- Non-cancerous Breast Conditions
- What is normal breast tissue and what does it do?
- Finding non-cancerous breast conditions
- Breast cancer can be found early
- Diagnosing non-cancerous breast changes
- Nipple discharge exam (nipple smear)
- Types of non-cancerous breast conditions
- Fibrosis and simple cysts
- Lobular carcinoma in situ
- Phyllodes tumors
- Intraductal papillomas
- Granular cell tumors
- Fat necrosis and oil cysts
- Duct ectasia
- Other non-cancerous breast conditions
- How non-cancerous breast conditions affect breast cancer risk
- For women at increased breast cancer risk
- To learn more
Lobular carcinoma in situ
Lobular carcinoma in situ (lob-yuh-lur car-sin-O-ma in sy-too) or LCIS may also be called lobular neoplasia (nee-o-PLAY-zee-uh). In this breast change, cells that look like cancer cells are growing in the lobules of the milk-producing glands of the breast, but they do not grow through the wall of the lobules.
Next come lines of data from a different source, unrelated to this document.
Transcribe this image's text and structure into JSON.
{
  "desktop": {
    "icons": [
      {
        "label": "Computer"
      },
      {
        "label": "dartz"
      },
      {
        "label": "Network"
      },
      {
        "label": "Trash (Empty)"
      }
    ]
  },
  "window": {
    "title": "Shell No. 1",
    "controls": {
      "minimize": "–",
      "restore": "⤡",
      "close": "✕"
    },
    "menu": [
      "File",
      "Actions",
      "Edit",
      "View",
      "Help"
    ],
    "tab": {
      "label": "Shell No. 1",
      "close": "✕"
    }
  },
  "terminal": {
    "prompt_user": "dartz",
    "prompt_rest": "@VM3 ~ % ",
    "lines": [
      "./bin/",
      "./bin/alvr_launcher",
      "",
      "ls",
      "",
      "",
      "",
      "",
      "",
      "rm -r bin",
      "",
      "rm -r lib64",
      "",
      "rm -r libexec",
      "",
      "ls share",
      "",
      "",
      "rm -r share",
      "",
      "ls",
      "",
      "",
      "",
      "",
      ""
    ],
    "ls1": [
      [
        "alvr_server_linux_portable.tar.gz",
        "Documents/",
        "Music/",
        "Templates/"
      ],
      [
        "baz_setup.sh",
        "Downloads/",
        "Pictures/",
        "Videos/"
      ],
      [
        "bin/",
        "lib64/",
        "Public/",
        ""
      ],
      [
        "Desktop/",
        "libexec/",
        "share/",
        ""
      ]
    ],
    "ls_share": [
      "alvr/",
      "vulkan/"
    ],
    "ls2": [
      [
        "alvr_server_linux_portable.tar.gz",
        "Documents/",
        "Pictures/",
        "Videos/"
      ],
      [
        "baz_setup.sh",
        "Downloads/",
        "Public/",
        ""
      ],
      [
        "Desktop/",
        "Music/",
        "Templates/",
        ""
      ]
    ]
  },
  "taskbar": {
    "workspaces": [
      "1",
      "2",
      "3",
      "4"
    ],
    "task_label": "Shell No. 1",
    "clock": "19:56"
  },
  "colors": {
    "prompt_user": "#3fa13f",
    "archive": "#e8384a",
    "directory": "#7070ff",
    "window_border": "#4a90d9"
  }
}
LCIS is sometimes grouped with ductal carcinoma in situ (DCIS) as a non-invasive breast cancer, but it differs from DCIS in that it doesn’t become an invasive cancer if it isn’t treated.
LCIS is diagnosed based on a biopsy (tissue is removed and checked under a microscope). Often, LCIS does not cause a tumor that can be felt or changes that can be seen on a mammogram. Most often, LCIS is found when a biopsy is done for another breast problem that is nearby. More information about pathology reports showing LCIS can be found in the document Understanding Your Pathology Report: Lobular Carcinoma In Situ.
Link to cancer risk
Women with LCIS have a 7 to 11 times higher risk of developing invasive cancer in either breast. For this reason, women with LCIS should make sure they have regular mammograms and doctor visits. Some women with LCIS choose to take medicine to lower their risk of breast cancer. More detailed information on this can be found in our document Medicines to Reduce Breast Cancer Risk.
Last Medical Review: 01/14/2014
Last Revised: 01/14/2014